→ WORK ORDER: All of the data, except its images, should be set down exactly as it appears.

→ GIVEN ENTRIES:
================

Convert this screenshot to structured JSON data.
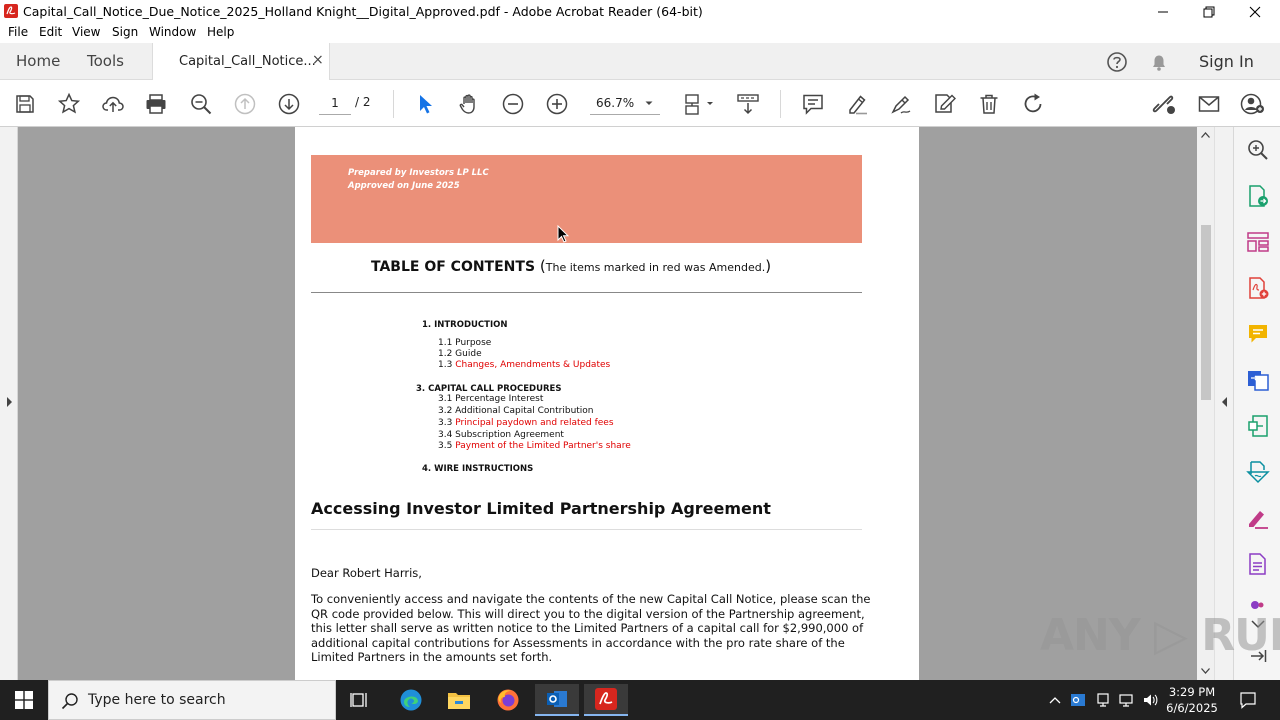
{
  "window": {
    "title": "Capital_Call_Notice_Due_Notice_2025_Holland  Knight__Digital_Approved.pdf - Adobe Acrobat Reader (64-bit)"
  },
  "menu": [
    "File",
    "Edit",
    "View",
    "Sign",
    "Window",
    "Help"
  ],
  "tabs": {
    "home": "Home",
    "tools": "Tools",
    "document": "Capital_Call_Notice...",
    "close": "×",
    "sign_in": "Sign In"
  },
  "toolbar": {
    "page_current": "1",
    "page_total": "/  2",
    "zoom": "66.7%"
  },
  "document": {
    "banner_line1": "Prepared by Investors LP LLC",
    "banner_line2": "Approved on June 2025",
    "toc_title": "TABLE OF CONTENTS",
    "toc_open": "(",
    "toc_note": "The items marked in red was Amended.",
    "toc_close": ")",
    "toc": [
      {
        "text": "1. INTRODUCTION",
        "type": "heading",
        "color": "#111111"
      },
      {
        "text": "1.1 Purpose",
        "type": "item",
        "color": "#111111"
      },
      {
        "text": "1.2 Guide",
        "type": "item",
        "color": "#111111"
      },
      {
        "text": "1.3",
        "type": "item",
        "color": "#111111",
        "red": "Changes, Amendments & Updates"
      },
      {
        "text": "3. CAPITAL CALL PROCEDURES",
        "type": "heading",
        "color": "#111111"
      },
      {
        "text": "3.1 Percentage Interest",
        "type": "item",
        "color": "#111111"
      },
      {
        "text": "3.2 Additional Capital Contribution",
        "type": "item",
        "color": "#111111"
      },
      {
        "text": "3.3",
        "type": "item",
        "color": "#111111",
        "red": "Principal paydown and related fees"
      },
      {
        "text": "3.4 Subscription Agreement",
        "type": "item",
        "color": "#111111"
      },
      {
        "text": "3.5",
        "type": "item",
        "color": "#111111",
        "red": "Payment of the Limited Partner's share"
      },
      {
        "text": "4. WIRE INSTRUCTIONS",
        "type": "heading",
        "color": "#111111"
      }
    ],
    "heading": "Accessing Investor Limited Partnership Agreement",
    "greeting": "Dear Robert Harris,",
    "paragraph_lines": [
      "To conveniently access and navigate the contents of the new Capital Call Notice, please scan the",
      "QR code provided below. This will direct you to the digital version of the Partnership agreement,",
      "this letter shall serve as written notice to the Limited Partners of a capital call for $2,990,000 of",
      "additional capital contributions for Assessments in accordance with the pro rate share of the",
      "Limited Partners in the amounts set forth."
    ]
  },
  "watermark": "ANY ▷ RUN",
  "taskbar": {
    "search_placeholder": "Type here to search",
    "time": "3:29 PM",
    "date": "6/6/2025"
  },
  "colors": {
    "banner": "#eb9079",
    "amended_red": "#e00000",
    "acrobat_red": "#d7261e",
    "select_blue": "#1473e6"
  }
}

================

→ RESPONSE:
Convert this screenshot to structured JSON data.
{
  "window": {
    "title": "Capital_Call_Notice_Due_Notice_2025_Holland  Knight__Digital_Approved.pdf - Adobe Acrobat Reader (64-bit)"
  },
  "menu": [
    "File",
    "Edit",
    "View",
    "Sign",
    "Window",
    "Help"
  ],
  "tabs": {
    "home": "Home",
    "tools": "Tools",
    "document": "Capital_Call_Notice...",
    "close": "×",
    "sign_in": "Sign In"
  },
  "toolbar": {
    "page_current": "1",
    "page_total": "/  2",
    "zoom": "66.7%"
  },
  "document": {
    "banner_line1": "Prepared by Investors LP LLC",
    "banner_line2": "Approved on June 2025",
    "toc_title": "TABLE OF CONTENTS",
    "toc_open": "(",
    "toc_note": "The items marked in red was Amended.",
    "toc_close": ")",
    "toc": [
      {
        "text": "1. INTRODUCTION",
        "type": "heading",
        "color": "#111111"
      },
      {
        "text": "1.1 Purpose",
        "type": "item",
        "color": "#111111"
      },
      {
        "text": "1.2 Guide",
        "type": "item",
        "color": "#111111"
      },
      {
        "text": "1.3",
        "type": "item",
        "color": "#111111",
        "red": "Changes, Amendments & Updates"
      },
      {
        "text": "3. CAPITAL CALL PROCEDURES",
        "type": "heading",
        "color": "#111111"
      },
      {
        "text": "3.1 Percentage Interest",
        "type": "item",
        "color": "#111111"
      },
      {
        "text": "3.2 Additional Capital Contribution",
        "type": "item",
        "color": "#111111"
      },
      {
        "text": "3.3",
        "type": "item",
        "color": "#111111",
        "red": "Principal paydown and related fees"
      },
      {
        "text": "3.4 Subscription Agreement",
        "type": "item",
        "color": "#111111"
      },
      {
        "text": "3.5",
        "type": "item",
        "color": "#111111",
        "red": "Payment of the Limited Partner's share"
      },
      {
        "text": "4. WIRE INSTRUCTIONS",
        "type": "heading",
        "color": "#111111"
      }
    ],
    "heading": "Accessing Investor Limited Partnership Agreement",
    "greeting": "Dear Robert Harris,",
    "paragraph_lines": [
      "To conveniently access and navigate the contents of the new Capital Call Notice, please scan the",
      "QR code provided below. This will direct you to the digital version of the Partnership agreement,",
      "this letter shall serve as written notice to the Limited Partners of a capital call for $2,990,000 of",
      "additional capital contributions for Assessments in accordance with the pro rate share of the",
      "Limited Partners in the amounts set forth."
    ]
  },
  "watermark": "ANY ▷ RUN",
  "taskbar": {
    "search_placeholder": "Type here to search",
    "time": "3:29 PM",
    "date": "6/6/2025"
  },
  "colors": {
    "banner": "#eb9079",
    "amended_red": "#e00000",
    "acrobat_red": "#d7261e",
    "select_blue": "#1473e6"
  }
}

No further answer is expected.